On server side we could capture these:

def returnPixelparams():
    params  = request.args.get('sizeinfo')
    gif_str = base64.b64decode(gif)
    return send_file(io.BytesIO(gif_str), mimetype='image/gif')

Again in our log, we could see “m” stored in the params.

Additionally, We could actually also drop a cookie with the pixel :

def returnPixelcookies():
    gif_str = base64.b64decode(gif)

    resp = make_response(send_file(io.BytesIO(gif_str), mimetype='image/gif'),200)
    resp.set_cookie('userid', "this user doesnt mind cookies", max_age=1296000)
    return resp

and when visiting any pages that have this pixel installed we could retrieve the following cookie information

This information could be read back by the originator of the cookie:

def cookiesinfo():
    name = request.cookies.get('userid')
    return name

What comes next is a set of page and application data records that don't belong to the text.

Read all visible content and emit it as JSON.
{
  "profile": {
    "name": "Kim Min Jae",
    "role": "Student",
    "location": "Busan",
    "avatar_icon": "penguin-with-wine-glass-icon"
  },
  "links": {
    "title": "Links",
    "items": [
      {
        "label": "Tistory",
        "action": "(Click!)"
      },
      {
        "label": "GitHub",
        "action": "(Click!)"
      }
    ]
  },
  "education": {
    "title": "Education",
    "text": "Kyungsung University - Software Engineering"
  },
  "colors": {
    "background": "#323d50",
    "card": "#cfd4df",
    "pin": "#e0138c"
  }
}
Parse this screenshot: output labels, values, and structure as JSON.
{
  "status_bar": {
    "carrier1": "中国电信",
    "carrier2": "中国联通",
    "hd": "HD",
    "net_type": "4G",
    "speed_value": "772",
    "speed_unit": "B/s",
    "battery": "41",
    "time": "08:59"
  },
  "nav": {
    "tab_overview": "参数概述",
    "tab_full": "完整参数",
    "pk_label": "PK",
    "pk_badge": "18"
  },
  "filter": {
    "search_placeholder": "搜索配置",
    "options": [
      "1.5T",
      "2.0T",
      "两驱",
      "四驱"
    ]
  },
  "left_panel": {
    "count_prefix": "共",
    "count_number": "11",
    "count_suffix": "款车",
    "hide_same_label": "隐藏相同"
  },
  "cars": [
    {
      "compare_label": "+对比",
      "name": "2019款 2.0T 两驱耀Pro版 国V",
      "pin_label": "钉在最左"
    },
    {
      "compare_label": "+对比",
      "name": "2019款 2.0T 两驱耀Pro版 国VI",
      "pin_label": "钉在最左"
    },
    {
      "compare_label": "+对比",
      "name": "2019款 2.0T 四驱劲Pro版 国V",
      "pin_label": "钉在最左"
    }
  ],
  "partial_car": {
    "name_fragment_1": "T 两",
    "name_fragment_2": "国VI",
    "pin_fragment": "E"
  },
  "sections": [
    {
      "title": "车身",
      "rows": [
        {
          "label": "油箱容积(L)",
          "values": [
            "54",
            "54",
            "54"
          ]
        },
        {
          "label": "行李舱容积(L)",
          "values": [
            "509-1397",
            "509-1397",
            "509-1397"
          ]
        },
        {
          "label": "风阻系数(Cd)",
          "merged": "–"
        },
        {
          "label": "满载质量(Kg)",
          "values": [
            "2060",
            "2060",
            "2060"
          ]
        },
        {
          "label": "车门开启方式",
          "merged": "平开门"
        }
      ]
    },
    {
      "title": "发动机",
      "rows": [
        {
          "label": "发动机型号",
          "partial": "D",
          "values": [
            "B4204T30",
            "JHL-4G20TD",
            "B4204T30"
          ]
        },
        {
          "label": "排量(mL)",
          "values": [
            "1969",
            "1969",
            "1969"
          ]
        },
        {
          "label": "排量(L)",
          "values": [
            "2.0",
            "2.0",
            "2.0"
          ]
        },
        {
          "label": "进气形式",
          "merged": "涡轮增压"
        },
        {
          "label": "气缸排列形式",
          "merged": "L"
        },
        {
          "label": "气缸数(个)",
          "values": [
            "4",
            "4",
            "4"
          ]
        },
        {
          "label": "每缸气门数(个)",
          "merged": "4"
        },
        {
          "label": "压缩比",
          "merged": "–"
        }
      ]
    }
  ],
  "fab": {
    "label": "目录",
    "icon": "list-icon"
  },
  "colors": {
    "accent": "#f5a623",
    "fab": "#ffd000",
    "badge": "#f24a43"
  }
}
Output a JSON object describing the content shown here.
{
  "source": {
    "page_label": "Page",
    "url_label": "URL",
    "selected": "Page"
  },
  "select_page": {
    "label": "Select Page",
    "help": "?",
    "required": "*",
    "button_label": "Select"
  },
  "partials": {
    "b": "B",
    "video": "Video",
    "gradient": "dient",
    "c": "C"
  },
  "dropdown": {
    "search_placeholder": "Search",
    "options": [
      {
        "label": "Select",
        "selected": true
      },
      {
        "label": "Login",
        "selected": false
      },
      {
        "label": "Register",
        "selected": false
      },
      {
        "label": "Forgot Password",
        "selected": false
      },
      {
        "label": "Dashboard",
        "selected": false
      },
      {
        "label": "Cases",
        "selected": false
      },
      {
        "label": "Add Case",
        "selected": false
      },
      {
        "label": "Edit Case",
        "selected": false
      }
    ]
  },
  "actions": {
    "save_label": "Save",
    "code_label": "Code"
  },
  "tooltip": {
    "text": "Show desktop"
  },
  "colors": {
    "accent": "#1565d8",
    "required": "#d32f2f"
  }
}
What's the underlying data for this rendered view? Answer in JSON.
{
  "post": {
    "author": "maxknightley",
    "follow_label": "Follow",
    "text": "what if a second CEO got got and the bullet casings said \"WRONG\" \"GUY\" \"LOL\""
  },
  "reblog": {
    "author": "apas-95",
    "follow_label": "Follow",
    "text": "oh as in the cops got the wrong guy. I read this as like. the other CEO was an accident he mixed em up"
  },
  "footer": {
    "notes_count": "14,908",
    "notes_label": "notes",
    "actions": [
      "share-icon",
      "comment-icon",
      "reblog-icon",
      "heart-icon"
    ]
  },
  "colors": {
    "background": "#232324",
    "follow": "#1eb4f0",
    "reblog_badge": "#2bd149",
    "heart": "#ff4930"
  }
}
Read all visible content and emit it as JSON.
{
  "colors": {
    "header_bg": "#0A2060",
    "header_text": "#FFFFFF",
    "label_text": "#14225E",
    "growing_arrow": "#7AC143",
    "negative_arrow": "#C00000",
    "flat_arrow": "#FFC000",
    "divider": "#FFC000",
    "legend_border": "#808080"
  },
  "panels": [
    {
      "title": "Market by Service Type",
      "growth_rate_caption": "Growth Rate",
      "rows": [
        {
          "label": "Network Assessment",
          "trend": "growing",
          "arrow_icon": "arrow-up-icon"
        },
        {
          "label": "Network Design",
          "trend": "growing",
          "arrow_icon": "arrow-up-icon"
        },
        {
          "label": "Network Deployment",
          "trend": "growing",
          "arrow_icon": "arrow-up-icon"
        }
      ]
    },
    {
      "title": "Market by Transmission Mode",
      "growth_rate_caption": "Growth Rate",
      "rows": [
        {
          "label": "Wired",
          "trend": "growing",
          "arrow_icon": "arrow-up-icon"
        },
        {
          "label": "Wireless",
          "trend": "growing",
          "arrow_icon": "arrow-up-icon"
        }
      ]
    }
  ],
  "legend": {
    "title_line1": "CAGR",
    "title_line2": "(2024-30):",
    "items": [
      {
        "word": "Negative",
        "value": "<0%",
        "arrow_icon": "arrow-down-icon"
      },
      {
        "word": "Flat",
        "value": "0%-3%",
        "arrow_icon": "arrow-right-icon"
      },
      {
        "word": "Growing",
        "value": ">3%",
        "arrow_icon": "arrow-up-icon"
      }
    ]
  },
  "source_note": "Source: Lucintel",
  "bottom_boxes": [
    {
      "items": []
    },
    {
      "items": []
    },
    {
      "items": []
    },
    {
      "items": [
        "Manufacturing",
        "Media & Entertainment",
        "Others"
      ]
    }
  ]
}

So here it is, a simple behind the scene of what happens when you are using pixels!